"But after that we played well. There was some awfully good checking. We played the kind of game we wanted to come up with, not giving them much. We changed our forechecking patterns from last night and created a lot more turnovers."
One of those turnovers produced the tying goal, as Greg Adams knocked Penguins rookie Craig Simpson off the puck in the Pittsburgh end and Laughlin quickly put it in the net at 6:22 of the first period.
"They coughed up the puck and Addie got it to me," Laughlin said. "I just shot it. Sometimes they go in, sometimes they don't. This was my night."
An interference penalty to Pittsburgh's John Chabot gave Andersson the chance to score his second game-winning goal in a week.
The Penguins' penalty-killers swarmed over Mike Gartner at the right point, but instead of clearing the puck they knocked it toward Andersson on the left side. Unchallenged, he skated several strides ahead and sent a shot off the stick of goalie Roberto Romano into the net. Bengt Gustafsson got an assist and has at least one point in the last 12 games he has played.
"They wanted to make more pressure on Mike, because he usually takes the shot," Andersson said. "It was the same thing last night. They leave me open on the left side and I'm able to get a good shot."
Andersson's goal came at 11:23 of the first period and there was only one more score the rest of the night. That was produced by Laughlin on a power play late in the second period. Laughlin took Andersson's pass from the left point and banged the puck off Romano's pads.
The goal gave Washington 15 in 40 power-play chances over the last eight games. During the same stretch, the Capitals' penalty-killers have permitted only six goals in 43 opportunities.
Although Washington was outshot, 8-2, in the third period and did not test Romano until only 1:50 remained, the Penguins had few good chances.
"That's the kind of thing that gives the coaching staff a lot of satisfaction, because we've talked about it so much," Murray said. "We haven't been doing that.
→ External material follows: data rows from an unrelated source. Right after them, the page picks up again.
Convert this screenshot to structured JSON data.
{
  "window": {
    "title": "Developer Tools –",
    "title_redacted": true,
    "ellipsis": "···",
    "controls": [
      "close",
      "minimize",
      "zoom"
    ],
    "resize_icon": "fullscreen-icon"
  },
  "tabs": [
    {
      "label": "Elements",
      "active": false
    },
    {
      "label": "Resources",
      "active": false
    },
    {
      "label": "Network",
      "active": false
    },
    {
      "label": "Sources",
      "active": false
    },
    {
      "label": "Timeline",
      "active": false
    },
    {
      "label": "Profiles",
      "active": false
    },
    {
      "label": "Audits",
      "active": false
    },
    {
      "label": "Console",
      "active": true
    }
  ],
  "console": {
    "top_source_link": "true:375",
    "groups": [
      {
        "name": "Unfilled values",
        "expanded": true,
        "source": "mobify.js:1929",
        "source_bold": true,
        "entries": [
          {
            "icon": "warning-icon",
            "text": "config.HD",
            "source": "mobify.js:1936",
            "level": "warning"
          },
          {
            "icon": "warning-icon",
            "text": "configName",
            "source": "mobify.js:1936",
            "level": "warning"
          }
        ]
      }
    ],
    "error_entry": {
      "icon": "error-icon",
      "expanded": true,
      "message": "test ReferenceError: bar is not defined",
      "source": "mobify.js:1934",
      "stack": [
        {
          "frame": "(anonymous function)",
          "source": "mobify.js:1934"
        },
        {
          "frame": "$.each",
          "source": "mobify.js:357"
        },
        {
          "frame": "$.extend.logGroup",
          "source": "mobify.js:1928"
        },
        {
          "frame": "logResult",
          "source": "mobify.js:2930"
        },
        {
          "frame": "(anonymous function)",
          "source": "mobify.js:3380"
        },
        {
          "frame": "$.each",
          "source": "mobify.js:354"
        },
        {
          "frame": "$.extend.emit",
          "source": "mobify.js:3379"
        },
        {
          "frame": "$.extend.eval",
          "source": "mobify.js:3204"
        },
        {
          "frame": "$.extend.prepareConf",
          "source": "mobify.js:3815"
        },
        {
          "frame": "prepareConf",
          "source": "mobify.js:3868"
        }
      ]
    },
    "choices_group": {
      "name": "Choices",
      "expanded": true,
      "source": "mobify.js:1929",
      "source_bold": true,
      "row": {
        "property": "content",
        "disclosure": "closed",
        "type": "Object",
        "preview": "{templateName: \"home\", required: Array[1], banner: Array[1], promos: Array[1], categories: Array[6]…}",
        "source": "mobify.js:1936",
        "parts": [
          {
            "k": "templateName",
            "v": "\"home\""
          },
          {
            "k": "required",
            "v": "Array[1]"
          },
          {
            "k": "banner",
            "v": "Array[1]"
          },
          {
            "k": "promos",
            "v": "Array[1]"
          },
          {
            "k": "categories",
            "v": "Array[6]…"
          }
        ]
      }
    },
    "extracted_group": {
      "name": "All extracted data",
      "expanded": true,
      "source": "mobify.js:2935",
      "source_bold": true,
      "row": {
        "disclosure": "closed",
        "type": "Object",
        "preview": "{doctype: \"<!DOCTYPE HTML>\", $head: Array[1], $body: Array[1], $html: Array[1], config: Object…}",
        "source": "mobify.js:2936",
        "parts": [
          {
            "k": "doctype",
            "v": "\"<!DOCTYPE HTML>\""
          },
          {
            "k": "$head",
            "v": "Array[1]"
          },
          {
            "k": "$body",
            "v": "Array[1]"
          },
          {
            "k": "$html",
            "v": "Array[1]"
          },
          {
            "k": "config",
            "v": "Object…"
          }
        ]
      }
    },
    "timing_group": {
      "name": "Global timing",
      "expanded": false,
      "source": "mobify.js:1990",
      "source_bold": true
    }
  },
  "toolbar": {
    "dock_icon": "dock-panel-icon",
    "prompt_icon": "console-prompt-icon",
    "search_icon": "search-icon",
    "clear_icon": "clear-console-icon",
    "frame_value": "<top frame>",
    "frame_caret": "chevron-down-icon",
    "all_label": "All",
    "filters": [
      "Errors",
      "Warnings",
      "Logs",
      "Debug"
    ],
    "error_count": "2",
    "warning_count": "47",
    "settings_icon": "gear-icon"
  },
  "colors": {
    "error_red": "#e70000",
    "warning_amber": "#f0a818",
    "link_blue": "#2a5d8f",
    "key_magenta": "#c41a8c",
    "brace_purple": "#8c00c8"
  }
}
We seem to go into the third period and give up some quality chances. But tonight we didn't give up many chances and people were coming back all the time."
The Capitals played without center Alan Haworth, who aggravated a pulled groin muscle in Washington's 4-3 victory Tuesday and was left at home with the recuperating Scott Stevens.
Bob Gould, who had not played center since he was 16, moved between Adams and Laughlin and keyed an outstanding two-way effort by the line that with Haworth had been such a potent offensive force over the past month.